- DATA TO EXAMINE -
※

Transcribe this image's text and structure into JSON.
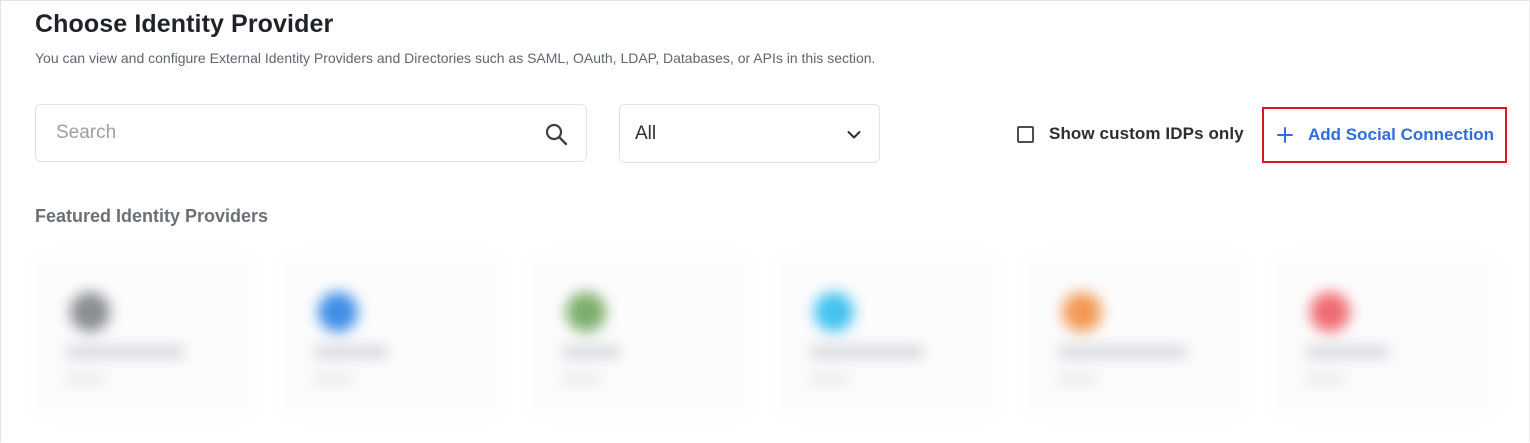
{
  "header": {
    "title": "Choose Identity Provider",
    "subtitle": "You can view and configure External Identity Providers and Directories such as SAML, OAuth, LDAP, Databases, or APIs in this section."
  },
  "search": {
    "placeholder": "Search",
    "value": "",
    "icon": "search-icon"
  },
  "filter": {
    "selected": "All",
    "icon": "chevron-down-icon"
  },
  "custom_idps_toggle": {
    "label": "Show custom IDPs only",
    "checked": false
  },
  "add_social_connection": {
    "label": "Add Social Connection",
    "icon": "plus-icon",
    "highlight_color": "#e0141b",
    "text_color": "#2f6fdb"
  },
  "featured": {
    "heading": "Featured Identity Providers",
    "cards": [
      {
        "logo_color": "#8a8d91"
      },
      {
        "logo_color": "#3f8ee6"
      },
      {
        "logo_color": "#7cae6a"
      },
      {
        "logo_color": "#42c3f0"
      },
      {
        "logo_color": "#f39a55"
      },
      {
        "logo_color": "#f06b73"
      }
    ]
  }
}
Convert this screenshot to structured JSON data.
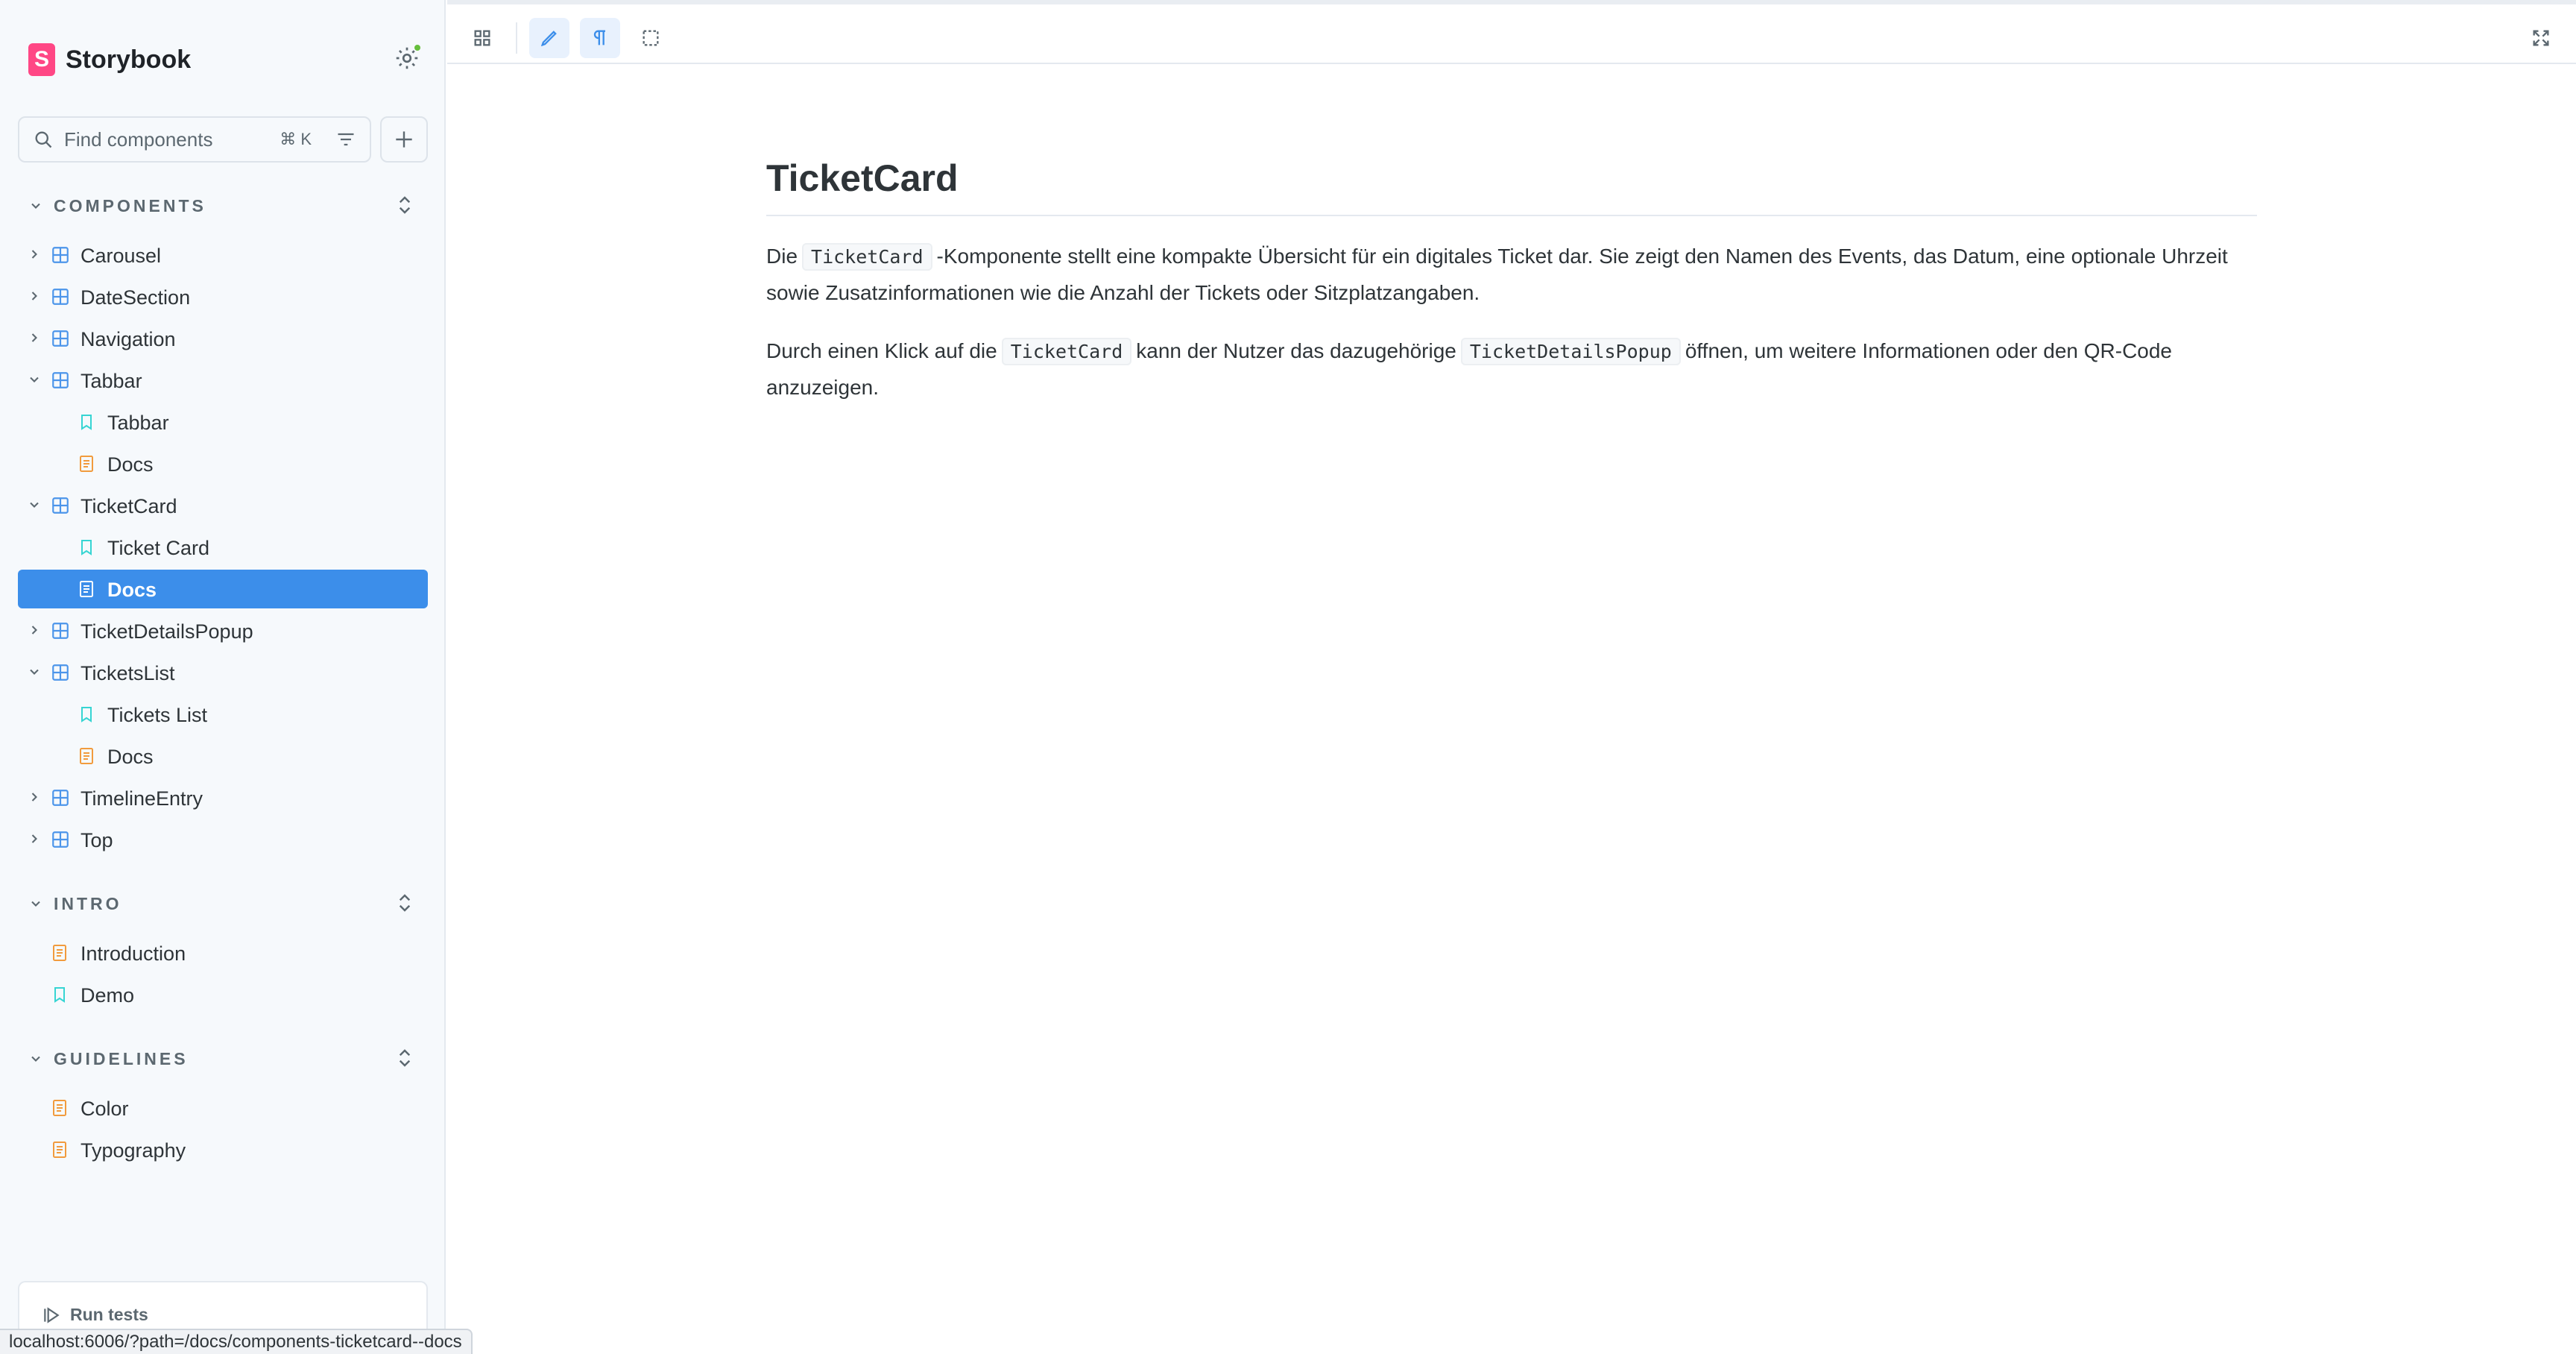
{
  "brand": {
    "name": "Storybook",
    "logo_letter": "S"
  },
  "search": {
    "placeholder": "Find components",
    "shortcut": "⌘ K"
  },
  "sections": {
    "components": "COMPONENTS",
    "intro": "INTRO",
    "guidelines": "GUIDELINES"
  },
  "tree": {
    "carousel": "Carousel",
    "datesection": "DateSection",
    "navigation": "Navigation",
    "tabbar": "Tabbar",
    "tabbar_story": "Tabbar",
    "tabbar_docs": "Docs",
    "ticketcard": "TicketCard",
    "ticketcard_story": "Ticket Card",
    "ticketcard_docs": "Docs",
    "ticketdetailspopup": "TicketDetailsPopup",
    "ticketslist": "TicketsList",
    "ticketslist_story": "Tickets List",
    "ticketslist_docs": "Docs",
    "timelineentry": "TimelineEntry",
    "top": "Top",
    "introduction": "Introduction",
    "demo": "Demo",
    "color": "Color",
    "typography": "Typography"
  },
  "footer": {
    "run_tests": "Run tests"
  },
  "status_url": "localhost:6006/?path=/docs/components-ticketcard--docs",
  "doc": {
    "title": "TicketCard",
    "p1_before": "Die",
    "p1_code": "TicketCard",
    "p1_after": "-Komponente stellt eine kompakte Übersicht für ein digitales Ticket dar. Sie zeigt den Namen des Events, das Datum, eine optionale Uhrzeit sowie Zusatzinformationen wie die Anzahl der Tickets oder Sitzplatzangaben.",
    "p2_a": "Durch einen Klick auf die",
    "p2_code1": "TicketCard",
    "p2_b": "kann der Nutzer das dazugehörige",
    "p2_code2": "TicketDetailsPopup",
    "p2_c": "öffnen, um weitere Informationen oder den QR-Code anzuzeigen."
  },
  "colors": {
    "accent": "#3c8eea",
    "brand": "#ff4785",
    "component_icon": "#4c95ea",
    "story_icon": "#37d5d3",
    "docs_icon": "#f19b3d"
  }
}
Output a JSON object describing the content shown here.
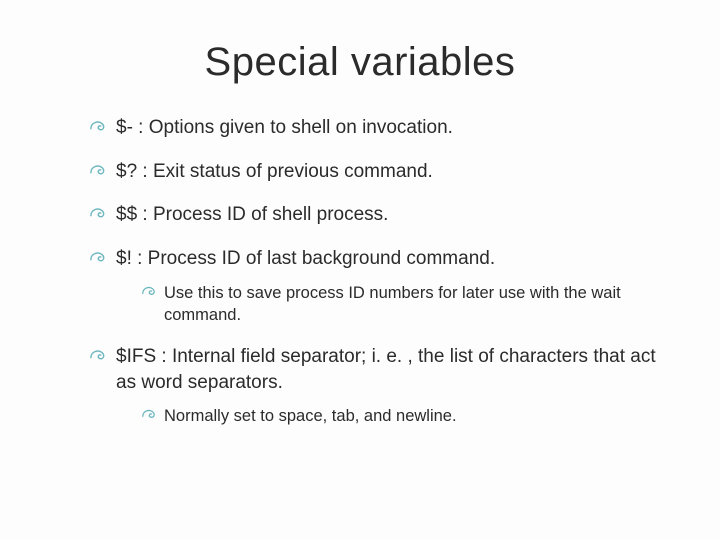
{
  "title": "Special variables",
  "items": [
    {
      "text": "$-  :  Options given to shell on invocation."
    },
    {
      "text": "$?  :  Exit status of previous command."
    },
    {
      "text": "$$  :  Process ID of shell process."
    },
    {
      "text": "$!  : Process ID of last background command.",
      "sub": [
        {
          "text": "Use this to save process ID numbers for later use with the wait command."
        }
      ]
    },
    {
      "text": "$IFS  :  Internal field separator; i. e. , the list of characters that act as word separators.",
      "sub": [
        {
          "text": "Normally set to space, tab, and newline."
        }
      ]
    }
  ]
}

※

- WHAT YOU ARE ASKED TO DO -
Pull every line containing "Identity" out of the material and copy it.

- RESPONSE TO THIS TASK -
    "title": "Choose Identity Provider",
    "subtitle": "You can view and configure External Identity Providers and Directories such as SAML, OAuth, LDAP, Databases, or APIs in this section."
    "heading": "Featured Identity Providers",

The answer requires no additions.